I’m going to wait and see for now. It’s under warranty and if there’s a fundamental problem it will come out soon enough. Let’s just hope that it doesn’t take as long to be solved as the red ring of death did.

The Quest for Multiregion Blu-ray

Oh, for the good old days when I could just buy the DVD and know that it would work on my multiregion player…

The biggest thing that still hurts about the death of HD DVD has to be the fact that the market collectively eschewed a format that completely did away with the ubiquitous region codes of DVD. Thankfully it’s less of an issue on Blu-ray, but it’s still annoying that faithful UK film fans have to miss out on stuff like the Criterion Collection or are just now getting films that came out Stateside in November. I’ve got around it by combining a UK region B standalone player with my US PS3, but it was far from ideal, and coupled with some issues with my Samsung, I dove in to see what multiregion options we’ve got.

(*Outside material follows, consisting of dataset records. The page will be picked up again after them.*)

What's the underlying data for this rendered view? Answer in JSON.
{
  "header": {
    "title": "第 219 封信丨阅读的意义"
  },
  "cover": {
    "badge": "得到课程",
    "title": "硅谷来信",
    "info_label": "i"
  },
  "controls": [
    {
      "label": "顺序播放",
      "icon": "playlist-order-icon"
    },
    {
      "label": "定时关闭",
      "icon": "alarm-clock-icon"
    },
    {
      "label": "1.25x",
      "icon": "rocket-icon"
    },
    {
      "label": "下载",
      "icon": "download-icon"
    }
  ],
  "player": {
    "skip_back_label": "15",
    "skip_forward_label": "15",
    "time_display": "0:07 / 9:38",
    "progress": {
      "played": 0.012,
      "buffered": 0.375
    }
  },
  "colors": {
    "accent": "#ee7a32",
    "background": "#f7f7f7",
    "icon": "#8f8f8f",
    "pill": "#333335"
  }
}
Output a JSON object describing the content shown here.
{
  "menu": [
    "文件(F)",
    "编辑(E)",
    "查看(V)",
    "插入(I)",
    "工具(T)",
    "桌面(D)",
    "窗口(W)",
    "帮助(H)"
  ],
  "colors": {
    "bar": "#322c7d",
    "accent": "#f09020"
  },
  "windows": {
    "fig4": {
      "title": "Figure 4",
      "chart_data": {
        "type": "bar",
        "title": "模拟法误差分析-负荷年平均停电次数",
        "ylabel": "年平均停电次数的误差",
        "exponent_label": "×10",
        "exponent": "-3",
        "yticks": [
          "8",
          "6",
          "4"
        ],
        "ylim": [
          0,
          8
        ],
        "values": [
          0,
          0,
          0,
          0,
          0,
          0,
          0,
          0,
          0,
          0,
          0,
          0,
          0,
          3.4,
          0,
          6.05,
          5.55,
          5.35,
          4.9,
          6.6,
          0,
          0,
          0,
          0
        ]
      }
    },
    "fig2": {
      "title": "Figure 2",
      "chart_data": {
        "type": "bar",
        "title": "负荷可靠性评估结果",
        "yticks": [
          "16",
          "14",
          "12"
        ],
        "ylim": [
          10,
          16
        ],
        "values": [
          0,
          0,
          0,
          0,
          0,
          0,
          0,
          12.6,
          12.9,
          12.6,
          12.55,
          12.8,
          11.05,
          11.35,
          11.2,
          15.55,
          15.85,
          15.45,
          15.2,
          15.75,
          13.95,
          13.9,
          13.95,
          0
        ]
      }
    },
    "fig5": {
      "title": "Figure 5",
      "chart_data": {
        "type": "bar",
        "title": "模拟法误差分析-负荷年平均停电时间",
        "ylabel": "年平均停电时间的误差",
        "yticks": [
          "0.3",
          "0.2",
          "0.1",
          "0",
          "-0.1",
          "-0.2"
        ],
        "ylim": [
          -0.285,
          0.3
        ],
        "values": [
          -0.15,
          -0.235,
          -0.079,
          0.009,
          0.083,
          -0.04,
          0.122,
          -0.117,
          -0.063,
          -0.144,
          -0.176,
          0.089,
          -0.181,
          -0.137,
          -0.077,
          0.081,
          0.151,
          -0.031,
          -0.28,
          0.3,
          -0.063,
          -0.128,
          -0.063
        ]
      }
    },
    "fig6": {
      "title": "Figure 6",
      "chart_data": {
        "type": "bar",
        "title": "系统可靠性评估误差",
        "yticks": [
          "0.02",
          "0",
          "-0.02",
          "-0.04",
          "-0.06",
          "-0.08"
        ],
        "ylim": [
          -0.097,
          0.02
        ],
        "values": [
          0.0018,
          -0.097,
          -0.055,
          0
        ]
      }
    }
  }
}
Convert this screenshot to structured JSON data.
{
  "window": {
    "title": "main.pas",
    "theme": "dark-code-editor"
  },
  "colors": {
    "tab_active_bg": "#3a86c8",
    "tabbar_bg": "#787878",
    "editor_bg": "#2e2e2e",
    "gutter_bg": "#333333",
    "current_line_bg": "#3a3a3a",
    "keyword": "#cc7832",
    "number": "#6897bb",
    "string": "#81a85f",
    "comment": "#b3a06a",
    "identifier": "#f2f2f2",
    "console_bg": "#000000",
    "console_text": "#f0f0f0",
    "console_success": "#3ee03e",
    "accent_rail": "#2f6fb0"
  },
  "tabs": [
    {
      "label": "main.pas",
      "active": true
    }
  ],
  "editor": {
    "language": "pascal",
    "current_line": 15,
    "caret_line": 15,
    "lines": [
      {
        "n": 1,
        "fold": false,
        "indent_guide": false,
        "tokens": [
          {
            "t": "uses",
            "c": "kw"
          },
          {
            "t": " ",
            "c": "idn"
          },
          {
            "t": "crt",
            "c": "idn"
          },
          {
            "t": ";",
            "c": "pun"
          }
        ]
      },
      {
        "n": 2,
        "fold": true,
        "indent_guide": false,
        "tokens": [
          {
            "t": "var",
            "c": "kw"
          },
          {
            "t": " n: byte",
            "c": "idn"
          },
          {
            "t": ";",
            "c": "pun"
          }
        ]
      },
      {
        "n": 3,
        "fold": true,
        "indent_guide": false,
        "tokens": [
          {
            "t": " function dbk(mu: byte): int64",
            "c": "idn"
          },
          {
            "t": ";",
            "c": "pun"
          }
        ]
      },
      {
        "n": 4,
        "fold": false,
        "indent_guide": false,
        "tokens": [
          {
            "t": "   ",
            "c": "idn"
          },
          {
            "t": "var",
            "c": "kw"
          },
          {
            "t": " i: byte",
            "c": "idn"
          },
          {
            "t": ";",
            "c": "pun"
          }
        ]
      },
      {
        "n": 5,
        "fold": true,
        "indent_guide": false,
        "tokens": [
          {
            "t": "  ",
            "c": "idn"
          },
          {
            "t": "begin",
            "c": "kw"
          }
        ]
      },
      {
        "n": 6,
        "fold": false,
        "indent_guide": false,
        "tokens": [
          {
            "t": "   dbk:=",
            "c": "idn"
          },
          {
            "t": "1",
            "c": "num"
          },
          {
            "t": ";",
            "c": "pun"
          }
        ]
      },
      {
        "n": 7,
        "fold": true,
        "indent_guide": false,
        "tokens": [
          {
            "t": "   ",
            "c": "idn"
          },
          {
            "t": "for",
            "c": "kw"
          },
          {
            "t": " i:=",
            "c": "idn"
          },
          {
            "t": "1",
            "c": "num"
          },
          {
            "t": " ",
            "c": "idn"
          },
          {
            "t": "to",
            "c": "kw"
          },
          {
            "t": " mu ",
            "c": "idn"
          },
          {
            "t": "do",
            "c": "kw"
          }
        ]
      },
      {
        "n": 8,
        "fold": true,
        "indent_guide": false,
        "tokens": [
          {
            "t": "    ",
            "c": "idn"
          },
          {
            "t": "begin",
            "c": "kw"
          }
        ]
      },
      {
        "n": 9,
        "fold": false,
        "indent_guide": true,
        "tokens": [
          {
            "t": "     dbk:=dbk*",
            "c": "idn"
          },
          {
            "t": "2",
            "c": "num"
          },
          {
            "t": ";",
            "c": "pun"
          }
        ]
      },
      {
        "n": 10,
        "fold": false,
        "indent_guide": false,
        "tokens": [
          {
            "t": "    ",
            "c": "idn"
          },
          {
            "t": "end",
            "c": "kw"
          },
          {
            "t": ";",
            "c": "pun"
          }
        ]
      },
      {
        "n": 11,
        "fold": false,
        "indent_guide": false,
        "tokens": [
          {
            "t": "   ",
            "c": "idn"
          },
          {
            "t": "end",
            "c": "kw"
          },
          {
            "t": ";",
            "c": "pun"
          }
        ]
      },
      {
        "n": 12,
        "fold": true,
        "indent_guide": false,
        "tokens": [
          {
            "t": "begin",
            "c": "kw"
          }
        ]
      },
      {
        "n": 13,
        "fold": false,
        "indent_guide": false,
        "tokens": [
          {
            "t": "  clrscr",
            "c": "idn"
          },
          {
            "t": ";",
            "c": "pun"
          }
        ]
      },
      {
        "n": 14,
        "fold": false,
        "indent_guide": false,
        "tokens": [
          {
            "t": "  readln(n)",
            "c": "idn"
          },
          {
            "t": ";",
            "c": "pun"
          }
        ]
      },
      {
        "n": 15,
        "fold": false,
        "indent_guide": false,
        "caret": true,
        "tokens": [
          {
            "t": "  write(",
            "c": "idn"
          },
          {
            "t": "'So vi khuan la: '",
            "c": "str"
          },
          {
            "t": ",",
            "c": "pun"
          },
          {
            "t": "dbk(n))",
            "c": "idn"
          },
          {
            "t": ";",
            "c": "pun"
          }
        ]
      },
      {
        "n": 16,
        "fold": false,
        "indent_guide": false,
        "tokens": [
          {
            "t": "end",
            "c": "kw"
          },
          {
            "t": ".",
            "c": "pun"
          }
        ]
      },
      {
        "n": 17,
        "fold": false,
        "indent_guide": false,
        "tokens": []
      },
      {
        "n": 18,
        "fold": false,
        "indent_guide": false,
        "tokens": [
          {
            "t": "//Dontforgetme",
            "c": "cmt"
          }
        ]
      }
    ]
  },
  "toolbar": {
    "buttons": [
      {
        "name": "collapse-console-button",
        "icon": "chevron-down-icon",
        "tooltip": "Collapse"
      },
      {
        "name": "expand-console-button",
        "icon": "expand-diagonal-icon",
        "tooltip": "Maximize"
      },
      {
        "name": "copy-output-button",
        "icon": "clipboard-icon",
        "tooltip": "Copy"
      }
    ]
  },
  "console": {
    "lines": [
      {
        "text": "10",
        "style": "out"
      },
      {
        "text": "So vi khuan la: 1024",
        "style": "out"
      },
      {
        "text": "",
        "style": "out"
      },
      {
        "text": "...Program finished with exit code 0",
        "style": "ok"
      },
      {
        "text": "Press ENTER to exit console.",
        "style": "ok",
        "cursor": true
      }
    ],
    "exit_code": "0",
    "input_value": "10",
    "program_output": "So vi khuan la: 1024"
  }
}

Given the more stringent licensing terms on Blu-ray, the current state of multiregion BD is a bit messy, either involving hardware mods or questionable firmware, and none are as simple as a multiregion DVD player. If you’re like me, with a large collection of films from all regions, it’s quickly apparent how spoilt you can become with that situation, not having to think about it at all when dropping a disc into the player.

I ultimately went for a modded Oppo BDP-80, which is a slightly cut-down version of the BDP-83 – generally considered one of the best Blu-ray players on the market.

The mod makes it completely region-free for DVD playback, and switching the Blu-ray region is as simple as putting it into standby, holding down the blue button on the remote, and pressing 1, 2 or 3 to flick between regions A-C. The majority of my BDs aren’t region coded and out of those that are, it’s about an 80/20 split in favour of region A, so I leave it set to A and flick it over before I go to watch a disc that’s locked to B. Again, not ideal, but it works and it works well, and it’s likely to be the best we’ll get until the budget Asian manufacturers start making multiregion players.

From what I’ve seen so far, I’m extremely impressed with its performance. It’s fast – this review of the 83 puts it on top of the PS3 in every test there, easily fitting my criteria of performing like a DVD player – and the picture is excellent, with lots of lovely options to fiddle with, and I particularly liked the ability to access the setup menu without quitting playback. I’ve left it on the defaults as far as picture tweaks go and it looks lovely, with some of my favourite demo discs – Apocalypto and Cars remain my go-tos – really shining.

Upscaling performance was something that concerned me, with the Oppo website recommending the 80 for “small or medium display screens”, but after being assured that my 42″ TV fell into that category – apparently you need to be in the 60″ and upwards bracket to qualify as a large screen these days – and testing it, my impressions are favourable. I’d put it ahead of my trusty old Pioneer DV-400V, which may now actually be retired given that its multiregion functionality has been matched. Oppo has quite a reputation for the quality of its upscaling – its first player, the OPDV971H, famously came out for $199 and proceeded to outperform a $3,500 Denon in objective tests – and this would seem to extend to efforts without the high-end hardware. I’d be interested to check out the 83 for myself, because I can only see so much that you can do with the limitations of DVD and would love to be proven wrong there.

So, then, it is possible to find a multiregion Blu-ray player, from the very good to the lower end, and the £50-odd premium on stock models is, in my opinion, worth it. I’m back to the good old days of DVD buying, getting new releases early and uncut from the States while simultaneously taking my pick from the cheap deals for UK catalogue titles that are available online. Now, if only somewhere had a version of Gladiator that wasn’t shit…